───── The data

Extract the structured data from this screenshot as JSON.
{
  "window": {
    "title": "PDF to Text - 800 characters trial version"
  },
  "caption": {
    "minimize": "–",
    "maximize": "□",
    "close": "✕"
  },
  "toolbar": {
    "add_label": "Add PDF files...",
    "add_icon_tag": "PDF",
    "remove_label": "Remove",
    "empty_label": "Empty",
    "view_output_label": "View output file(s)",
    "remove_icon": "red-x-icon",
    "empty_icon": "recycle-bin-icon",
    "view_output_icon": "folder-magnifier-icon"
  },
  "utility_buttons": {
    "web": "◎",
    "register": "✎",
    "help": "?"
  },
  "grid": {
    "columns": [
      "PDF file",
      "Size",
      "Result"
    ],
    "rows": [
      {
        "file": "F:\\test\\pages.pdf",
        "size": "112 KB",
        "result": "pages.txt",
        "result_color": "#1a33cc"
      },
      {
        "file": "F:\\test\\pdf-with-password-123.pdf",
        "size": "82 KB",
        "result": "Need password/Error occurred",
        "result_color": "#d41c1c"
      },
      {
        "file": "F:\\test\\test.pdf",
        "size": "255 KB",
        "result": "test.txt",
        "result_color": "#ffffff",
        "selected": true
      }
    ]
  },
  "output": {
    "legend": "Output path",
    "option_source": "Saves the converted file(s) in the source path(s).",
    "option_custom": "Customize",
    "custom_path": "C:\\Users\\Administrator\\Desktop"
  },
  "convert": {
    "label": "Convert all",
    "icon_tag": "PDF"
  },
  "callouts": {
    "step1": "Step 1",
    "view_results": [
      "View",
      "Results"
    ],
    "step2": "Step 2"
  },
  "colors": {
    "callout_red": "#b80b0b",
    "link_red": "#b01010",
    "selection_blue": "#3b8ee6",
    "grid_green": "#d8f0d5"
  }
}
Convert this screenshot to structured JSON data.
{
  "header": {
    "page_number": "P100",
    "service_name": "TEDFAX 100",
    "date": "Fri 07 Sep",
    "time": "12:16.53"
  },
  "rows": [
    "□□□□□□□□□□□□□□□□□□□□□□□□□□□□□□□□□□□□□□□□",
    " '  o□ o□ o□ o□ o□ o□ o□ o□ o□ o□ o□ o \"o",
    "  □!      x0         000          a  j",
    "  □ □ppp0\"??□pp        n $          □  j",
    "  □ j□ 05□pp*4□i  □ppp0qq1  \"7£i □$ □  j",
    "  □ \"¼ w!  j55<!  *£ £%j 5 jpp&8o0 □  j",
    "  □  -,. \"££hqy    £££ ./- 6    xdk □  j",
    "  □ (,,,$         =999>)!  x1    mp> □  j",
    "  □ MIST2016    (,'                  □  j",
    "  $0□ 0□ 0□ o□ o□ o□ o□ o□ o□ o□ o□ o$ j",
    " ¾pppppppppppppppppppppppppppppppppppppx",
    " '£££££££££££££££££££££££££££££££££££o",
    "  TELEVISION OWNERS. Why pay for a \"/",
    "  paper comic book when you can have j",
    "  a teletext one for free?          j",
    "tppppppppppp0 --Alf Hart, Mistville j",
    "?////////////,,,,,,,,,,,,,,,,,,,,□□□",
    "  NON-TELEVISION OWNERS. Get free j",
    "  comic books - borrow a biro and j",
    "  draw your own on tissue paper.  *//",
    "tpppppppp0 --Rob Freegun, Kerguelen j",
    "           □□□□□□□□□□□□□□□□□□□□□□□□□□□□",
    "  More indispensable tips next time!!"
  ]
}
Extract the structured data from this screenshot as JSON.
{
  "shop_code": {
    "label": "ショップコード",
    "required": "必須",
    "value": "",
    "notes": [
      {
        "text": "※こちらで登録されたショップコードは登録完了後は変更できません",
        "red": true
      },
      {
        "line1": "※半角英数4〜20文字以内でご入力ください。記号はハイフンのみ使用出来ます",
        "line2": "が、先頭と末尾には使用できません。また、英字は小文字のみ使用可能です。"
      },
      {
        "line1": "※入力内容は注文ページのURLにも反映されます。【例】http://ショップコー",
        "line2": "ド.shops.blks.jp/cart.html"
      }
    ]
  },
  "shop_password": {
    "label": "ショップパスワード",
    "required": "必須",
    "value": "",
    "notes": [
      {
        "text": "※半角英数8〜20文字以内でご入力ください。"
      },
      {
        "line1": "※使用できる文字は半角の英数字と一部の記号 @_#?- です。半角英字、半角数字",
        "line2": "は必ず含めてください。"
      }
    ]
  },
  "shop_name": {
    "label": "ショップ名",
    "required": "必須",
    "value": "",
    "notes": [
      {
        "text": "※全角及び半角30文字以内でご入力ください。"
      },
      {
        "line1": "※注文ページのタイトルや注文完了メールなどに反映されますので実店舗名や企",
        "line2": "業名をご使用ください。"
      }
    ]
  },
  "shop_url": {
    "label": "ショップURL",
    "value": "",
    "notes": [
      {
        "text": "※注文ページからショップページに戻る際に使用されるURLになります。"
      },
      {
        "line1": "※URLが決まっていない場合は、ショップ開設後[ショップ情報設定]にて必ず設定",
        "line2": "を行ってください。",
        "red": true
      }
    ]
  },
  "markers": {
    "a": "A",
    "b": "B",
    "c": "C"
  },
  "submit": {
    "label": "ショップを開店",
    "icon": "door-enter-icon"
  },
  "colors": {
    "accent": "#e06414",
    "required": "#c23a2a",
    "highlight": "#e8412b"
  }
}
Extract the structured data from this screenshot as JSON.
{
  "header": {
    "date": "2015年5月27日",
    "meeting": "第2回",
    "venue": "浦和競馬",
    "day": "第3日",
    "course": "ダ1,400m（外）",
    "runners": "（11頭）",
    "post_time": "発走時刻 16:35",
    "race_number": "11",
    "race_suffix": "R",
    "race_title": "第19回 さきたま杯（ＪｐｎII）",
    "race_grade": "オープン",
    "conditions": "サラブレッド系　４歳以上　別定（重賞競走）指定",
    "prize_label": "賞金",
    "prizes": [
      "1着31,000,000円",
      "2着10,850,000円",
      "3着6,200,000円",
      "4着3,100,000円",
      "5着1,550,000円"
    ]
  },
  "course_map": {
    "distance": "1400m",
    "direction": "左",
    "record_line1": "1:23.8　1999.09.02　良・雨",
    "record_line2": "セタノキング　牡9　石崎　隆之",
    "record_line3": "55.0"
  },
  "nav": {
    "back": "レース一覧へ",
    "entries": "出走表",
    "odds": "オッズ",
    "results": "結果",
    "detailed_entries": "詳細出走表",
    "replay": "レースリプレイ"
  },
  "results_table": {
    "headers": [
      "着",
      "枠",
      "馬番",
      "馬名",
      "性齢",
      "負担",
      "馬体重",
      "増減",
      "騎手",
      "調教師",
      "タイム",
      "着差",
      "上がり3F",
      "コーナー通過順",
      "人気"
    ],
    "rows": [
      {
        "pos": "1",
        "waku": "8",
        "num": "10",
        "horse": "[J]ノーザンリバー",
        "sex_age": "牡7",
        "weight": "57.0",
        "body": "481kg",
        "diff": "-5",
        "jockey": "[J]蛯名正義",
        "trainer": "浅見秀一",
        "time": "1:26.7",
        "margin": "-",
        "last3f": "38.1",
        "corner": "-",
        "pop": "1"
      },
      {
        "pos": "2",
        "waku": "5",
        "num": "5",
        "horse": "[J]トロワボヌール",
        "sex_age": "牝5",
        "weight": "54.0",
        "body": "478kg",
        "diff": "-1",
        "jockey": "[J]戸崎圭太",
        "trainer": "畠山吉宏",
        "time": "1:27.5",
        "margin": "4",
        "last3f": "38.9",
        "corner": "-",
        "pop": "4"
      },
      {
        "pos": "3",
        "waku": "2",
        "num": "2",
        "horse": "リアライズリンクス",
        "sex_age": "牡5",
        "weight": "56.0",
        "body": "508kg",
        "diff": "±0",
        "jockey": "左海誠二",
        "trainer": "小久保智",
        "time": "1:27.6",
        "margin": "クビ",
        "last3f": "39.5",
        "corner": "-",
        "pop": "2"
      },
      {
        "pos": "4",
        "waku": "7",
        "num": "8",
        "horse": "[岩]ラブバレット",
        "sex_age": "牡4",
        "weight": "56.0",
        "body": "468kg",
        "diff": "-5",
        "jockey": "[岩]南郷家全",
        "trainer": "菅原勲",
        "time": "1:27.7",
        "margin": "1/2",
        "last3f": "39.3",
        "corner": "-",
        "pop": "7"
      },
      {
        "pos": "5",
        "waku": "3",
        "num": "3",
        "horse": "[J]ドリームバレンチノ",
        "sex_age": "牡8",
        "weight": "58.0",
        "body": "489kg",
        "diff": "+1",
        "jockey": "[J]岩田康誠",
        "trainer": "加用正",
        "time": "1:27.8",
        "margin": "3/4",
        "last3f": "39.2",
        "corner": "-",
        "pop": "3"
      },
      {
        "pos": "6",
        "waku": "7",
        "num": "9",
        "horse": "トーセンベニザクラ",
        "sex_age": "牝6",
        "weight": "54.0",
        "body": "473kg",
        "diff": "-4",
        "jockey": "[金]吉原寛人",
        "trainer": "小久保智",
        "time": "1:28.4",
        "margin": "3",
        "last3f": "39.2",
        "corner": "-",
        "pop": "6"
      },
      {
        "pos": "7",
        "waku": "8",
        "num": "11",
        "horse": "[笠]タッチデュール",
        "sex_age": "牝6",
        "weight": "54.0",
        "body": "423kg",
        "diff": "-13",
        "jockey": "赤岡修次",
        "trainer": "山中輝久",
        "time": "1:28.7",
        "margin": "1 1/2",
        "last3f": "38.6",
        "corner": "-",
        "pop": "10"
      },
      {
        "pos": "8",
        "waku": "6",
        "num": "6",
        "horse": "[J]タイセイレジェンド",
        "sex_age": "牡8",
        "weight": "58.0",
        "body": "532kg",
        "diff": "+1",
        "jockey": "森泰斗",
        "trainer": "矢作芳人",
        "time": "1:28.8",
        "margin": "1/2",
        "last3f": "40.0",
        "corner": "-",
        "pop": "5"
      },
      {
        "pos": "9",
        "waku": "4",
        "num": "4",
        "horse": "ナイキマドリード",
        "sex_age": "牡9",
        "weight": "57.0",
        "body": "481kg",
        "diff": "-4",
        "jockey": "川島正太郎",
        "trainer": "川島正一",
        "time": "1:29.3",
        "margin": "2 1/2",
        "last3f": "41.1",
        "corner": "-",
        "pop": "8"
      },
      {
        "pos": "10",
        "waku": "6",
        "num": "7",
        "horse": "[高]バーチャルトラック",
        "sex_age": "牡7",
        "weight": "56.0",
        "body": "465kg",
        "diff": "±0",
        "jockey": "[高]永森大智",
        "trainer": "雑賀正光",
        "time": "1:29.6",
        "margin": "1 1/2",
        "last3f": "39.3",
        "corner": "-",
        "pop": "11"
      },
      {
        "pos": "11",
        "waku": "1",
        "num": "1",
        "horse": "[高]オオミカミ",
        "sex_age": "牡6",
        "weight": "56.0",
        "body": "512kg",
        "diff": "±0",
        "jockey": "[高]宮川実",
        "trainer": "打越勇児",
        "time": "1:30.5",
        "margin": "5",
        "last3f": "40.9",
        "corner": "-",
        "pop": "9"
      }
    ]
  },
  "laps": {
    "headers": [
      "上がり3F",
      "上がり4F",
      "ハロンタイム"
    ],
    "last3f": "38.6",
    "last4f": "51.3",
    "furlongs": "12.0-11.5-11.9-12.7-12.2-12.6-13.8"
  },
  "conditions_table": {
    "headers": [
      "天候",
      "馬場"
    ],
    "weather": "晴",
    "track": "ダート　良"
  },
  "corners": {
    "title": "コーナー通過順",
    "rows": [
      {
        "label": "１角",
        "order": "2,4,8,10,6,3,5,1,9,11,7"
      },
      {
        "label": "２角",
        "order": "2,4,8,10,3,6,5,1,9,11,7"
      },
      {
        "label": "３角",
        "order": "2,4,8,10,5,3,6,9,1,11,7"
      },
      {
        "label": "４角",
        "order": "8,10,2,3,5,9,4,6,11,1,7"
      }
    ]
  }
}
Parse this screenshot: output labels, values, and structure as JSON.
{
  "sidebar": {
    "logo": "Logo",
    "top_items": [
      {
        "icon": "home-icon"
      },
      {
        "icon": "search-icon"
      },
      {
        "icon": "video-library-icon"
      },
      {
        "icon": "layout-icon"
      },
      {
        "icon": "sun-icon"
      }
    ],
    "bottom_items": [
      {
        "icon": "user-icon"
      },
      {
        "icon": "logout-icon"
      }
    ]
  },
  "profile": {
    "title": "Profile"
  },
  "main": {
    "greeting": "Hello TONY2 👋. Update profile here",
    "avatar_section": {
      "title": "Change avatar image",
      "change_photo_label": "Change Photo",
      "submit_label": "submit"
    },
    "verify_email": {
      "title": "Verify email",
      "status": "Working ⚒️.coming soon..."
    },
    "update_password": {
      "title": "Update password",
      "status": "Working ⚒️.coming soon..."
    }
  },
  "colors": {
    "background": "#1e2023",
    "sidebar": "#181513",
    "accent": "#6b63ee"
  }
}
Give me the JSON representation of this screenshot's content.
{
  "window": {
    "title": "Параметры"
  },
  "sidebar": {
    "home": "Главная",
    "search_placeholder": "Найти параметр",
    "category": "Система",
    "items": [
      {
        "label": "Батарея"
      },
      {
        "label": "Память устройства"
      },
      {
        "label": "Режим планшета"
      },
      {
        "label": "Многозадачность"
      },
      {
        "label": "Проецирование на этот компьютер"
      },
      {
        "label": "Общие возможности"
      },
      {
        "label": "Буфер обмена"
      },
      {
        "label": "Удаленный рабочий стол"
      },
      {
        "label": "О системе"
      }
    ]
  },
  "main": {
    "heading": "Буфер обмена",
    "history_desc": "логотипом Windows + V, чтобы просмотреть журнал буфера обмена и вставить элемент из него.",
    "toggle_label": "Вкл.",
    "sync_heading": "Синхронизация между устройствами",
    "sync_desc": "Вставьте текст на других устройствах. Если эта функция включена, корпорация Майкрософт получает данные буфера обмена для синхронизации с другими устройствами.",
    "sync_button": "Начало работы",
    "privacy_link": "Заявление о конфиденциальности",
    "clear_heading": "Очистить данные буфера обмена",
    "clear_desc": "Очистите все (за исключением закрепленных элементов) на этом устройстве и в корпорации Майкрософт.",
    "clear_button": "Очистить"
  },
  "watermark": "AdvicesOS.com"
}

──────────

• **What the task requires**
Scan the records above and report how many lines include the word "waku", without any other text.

• **Written response**
11